“The roots of Hallowe’en,” the historical note at the end of Haunted Air informs us, “lie in the ancient pre-Christian Celtic festival of Samhain, or ‘Summer’s End’, a feast to mark the gathering of the harvest, the death of the old year and the birth of the new. Ancestors were remembered, cattle, sheep and pigs were slaughtered and the carcasses burned on huge hillside bonfires (‘bone fires’) in rites of purification and appeasement.” That sounds like a jolly good time, but there was more: “It was believed that on this night the veil separating the worlds of the living and the dead grew thin and ruptured, allowing spirits to pass through and walk unseen but not unheard amongst men. […] Spells of binding and protection were chanted, grotesque skull-faces were carved into turnips, lit with embers or candles and hung from trees or nailed over doorways to ward off malicious revenants.” (more)
There it - almost - is, our Halloween. Needless to say, there were some changes - Christianity required some fixes; out with the turnips, in with the pumpkins; and let’s have some candy - but the roots of Samhain are clearly visible in Halloween, more visible, in fact, than the pagan roots of the über-Christian Christmas. Ironically, the pagan belief that children were in the danger of getting abducted during Samhain made it safely all the way into Suburban American suburbs during Halloween.

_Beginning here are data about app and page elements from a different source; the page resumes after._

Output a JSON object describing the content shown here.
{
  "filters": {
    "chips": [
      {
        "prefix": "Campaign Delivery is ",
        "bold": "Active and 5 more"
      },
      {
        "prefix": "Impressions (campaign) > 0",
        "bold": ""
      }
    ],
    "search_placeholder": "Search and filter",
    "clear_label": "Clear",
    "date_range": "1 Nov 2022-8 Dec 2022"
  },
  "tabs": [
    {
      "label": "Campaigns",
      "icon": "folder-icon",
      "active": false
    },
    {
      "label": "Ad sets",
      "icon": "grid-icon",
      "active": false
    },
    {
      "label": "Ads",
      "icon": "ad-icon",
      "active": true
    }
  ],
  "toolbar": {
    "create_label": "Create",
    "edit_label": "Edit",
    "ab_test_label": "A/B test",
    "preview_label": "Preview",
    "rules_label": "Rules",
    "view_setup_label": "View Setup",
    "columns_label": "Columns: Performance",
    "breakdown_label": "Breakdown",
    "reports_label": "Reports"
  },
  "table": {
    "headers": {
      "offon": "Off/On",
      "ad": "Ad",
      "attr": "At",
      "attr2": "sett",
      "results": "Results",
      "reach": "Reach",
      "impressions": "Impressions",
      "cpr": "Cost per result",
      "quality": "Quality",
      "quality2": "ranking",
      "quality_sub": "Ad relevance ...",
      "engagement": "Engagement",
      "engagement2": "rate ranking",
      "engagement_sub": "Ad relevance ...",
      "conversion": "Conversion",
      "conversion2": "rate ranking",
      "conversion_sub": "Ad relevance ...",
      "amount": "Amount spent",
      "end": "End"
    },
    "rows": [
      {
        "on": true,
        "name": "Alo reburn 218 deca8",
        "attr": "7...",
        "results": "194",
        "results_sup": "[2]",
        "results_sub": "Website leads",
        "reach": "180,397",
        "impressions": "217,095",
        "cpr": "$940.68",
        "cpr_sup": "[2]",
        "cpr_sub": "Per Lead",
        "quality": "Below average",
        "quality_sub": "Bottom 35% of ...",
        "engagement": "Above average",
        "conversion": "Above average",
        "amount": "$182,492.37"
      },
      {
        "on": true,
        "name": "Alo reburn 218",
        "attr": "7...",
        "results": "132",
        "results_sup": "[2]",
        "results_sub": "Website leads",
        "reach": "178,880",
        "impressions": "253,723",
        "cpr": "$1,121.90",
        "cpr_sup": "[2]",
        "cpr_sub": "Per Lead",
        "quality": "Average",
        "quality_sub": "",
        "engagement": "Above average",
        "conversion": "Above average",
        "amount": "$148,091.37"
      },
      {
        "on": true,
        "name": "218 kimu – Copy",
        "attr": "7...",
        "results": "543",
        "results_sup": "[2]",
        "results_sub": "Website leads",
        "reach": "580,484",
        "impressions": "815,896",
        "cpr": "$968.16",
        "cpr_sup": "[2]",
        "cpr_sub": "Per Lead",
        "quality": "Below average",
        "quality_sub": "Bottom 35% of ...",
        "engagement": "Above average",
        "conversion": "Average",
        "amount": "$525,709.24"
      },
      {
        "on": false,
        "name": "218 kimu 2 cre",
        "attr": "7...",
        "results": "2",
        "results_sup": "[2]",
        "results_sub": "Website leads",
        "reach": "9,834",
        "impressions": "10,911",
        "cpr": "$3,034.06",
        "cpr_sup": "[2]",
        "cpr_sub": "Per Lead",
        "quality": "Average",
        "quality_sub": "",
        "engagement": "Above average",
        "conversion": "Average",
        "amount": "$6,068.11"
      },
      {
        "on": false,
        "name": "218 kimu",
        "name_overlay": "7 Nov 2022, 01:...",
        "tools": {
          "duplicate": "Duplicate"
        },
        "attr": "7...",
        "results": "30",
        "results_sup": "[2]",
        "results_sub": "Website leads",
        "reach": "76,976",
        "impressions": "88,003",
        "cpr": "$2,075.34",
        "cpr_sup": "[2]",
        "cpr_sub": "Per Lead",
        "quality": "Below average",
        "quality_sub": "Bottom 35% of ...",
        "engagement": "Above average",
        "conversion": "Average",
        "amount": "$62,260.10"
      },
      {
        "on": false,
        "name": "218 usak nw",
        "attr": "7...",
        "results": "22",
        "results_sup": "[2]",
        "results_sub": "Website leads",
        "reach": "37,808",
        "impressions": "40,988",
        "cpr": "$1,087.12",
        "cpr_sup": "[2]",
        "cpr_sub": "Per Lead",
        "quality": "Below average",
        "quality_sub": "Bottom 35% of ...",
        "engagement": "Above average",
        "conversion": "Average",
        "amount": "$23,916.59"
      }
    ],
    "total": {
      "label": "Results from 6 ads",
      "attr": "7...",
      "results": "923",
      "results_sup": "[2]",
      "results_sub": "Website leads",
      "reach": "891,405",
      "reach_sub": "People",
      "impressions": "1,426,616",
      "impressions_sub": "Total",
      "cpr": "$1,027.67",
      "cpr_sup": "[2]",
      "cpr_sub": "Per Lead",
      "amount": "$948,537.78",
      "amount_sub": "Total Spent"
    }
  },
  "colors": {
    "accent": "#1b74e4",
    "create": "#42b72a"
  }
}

I didn’t grow up with Halloween. There was no Halloween in Germany. Instead of dressing up and walking around in costume to beg for candy in late October German kids did - and probably still do - the same usually in February as part of the “Karneval” celebrations - which are equally steeped in pagan traditions, albeit celebrating the end of Winter. Christianity later added another component to it, making it basically the only time of the year where you could do whatever you want, including taking a little break from your marriage for a night (the latter part is usually not talked about in public). So the candy-and-costume bit I was familiar with, the whole pumpkin carving and ghost thing not so much.
In Haunted Air, things get a lot more fun, since the book shows a large collection of vintage (“c. 1875-1955”) vernacular photographs owned by Ossian Brown. Many (most?) of the costumes look home-made, and I would imagine that’s closer to what Halloween looked like before consumerism took over this day, too. The book essentially is an album of these photographs, with the images just very slightly varnished (or maybe it’s just the ink on the paper) so it almost looks as if you’re looking at the actual objects.
I’m a bit of a sucker for vernacular photography if it’s well presented (that’s a bigger “if” than it might seem). This collection obviously is, and the variety of images is pretty amazing. My favourite is what looks like a tintype (there are some spots that look like the emulsion has come off, and the colour of the image looks like the colour of the vintage tintypes I own), with a dog lying in front of six kids, three are dressed up as animals, three others as I don’t even know what. Other images feature very simple outfits, often amazingly creepy (possibly for reasons other than what people might have thought back then). So for all those interested in vernacular photography, here’s a book not to miss!
Haunted Air, vernacular photographs from the collection of Ossian Brown, essays/introduction by Geoff Cox and David Lynch, 216 pages, Jonathan Cape, 2011